    It’s one of the real costs of a “free” tool. There is no economic pressure for them to improve this part of it. I wonder what percentage of their users ever have to go through that.

  12. eben says:

    I’ve experienced no problems with the LENTCAzTs and want to thank you for your diligence in working these up. I’ve also made a small donation to help you to defray costs of the effort although, if the level of frustration you have endured matches that which I sometimes experience when working with software and computers in general, a greater compensation may well be prayer for repair of your tortured psyche.

    One thing I’ve done with LENTCAzTs is to look up (google) information for each of the station churches. It has been a beautiful exercise and I’ve found that the retrieving of the information and and the viewing of the pictures of the interiors of these churches, along with listening to your daily missives, helps me go to that interior place of meditation that assists in my daily prayers. Thanks again for all your efforts.

    Oh, and BTW, it might interest you and your readers that I’ve never been able to find any pictures of the inside of San Sisto (Vecchio). Information can be found at:
    http://romanchurches.wikia.com/wiki/San_Sisto_Vecchio

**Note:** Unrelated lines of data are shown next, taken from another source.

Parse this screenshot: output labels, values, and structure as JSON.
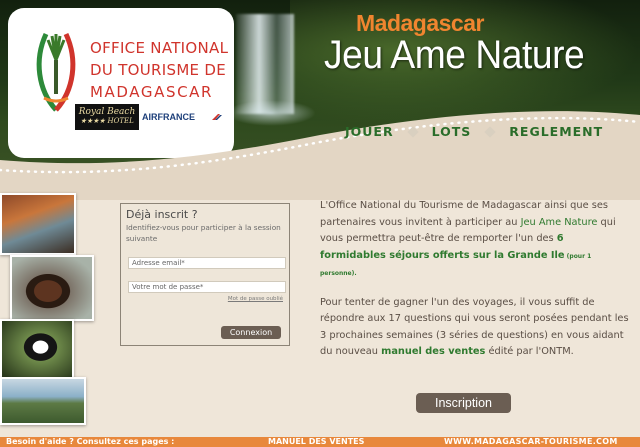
{
  "header": {
    "org_lines": [
      "OFFICE NATIONAL",
      "DU TOURISME DE",
      "MADAGASCAR"
    ],
    "partner_royal_beach": [
      "Royal Beach",
      "★★★★ HOTEL"
    ],
    "partner_airfrance": "AIRFRANCE",
    "brand_sub": "Madagascar",
    "brand_main": "Jeu Ame Nature"
  },
  "nav": {
    "items": [
      {
        "label": "JOUER"
      },
      {
        "label": "LOTS"
      },
      {
        "label": "REGLEMENT"
      }
    ]
  },
  "login": {
    "title": "Déjà inscrit ?",
    "subtitle": "Identifiez-vous pour participer à la session suivante",
    "email_placeholder": "Adresse email*",
    "password_placeholder": "Votre mot de passe*",
    "forgot": "Mot de passe oublié",
    "submit": "Connexion"
  },
  "info": {
    "p1_a": "L'Office National du Tourisme de Madagascar ainsi que ses partenaires vous invitent à participer au ",
    "p1_link": "Jeu Ame Nature",
    "p1_b": " qui vous permettra peut-être de remporter l'un des ",
    "p1_bold": "6 formidables séjours offerts sur la Grande Ile",
    "p1_small": " (pour 1 personne).",
    "p2_a": "Pour tenter de gagner l'un des voyages, il vous suffit de répondre aux 17 questions qui vous seront posées pendant les 3 prochaines semaines (3 séries de questions) en vous aidant du nouveau ",
    "p2_link": "manuel des ventes",
    "p2_b": " édité par l'ONTM."
  },
  "cta": {
    "inscription": "Inscription"
  },
  "footer": {
    "help": "Besoin d'aide ? Consultez ces pages :",
    "manual": "MANUEL DES VENTES",
    "site": "WWW.MADAGASCAR-TOURISME.COM"
  },
  "colors": {
    "accent_orange": "#e8883c",
    "nav_green": "#2a6d2a",
    "text_brown": "#5a4e45",
    "button_brown": "#6b5e53",
    "logo_red": "#d0342c"
  },
  "icons": [
    "traveller-tree-emblem-icon",
    "airfrance-logo-icon",
    "nav-diamond-icon"
  ]
}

    Therein the author relates the following: San Sisto Vecchio is a palaeochristian titular and conventual church at Piazza Numa Pompilio 8 in the modern rione Celio (the historic rione Campitelli). It is also a minor basilica. There is an English Wikipedia article, a stub [1] . (The church’s presence on Wikipedia is poor, and there are no images on Wikimedia Commons apparently.) He also states that: “It should be noted that the cardinalate title is San Sisto, not San Sisto Vecchio.”

  13. Patrick-K says:

    Father, if you find yourself in a similar situation again, please feel free to send me a message. (I think my email is in my profile.) It should be possible to automate this sort of thing. At my last job I write automated testing scripts for web sites which would be similar.

  14. Mike says:

    Thank you, Father. (I’ll henceforth spare you the daily details of what feature I used under what browser and operating system. Particular thanks for your perseverance in applying brute force to unsnarl your database problem.)

    “Suffering restores order,” indeed. The Crickets, Bobby Fuller, and The Clash were about three centuries behind Bossuet in observing that when one fights the law, the law wins.

  15. Mariana2 says:

    Thanks Father, most comforting!

    Have listened on the blog without any troubles ever.

  16. HyacinthClare says:

    If “suffering restores order,” it sounds like you’re experiencing a lot of both! I’m enjoying the podcasts very much, every day. I’ve usually been doing taxes a couple of hours before I listen, so it’s a great call back to reality. Thank you!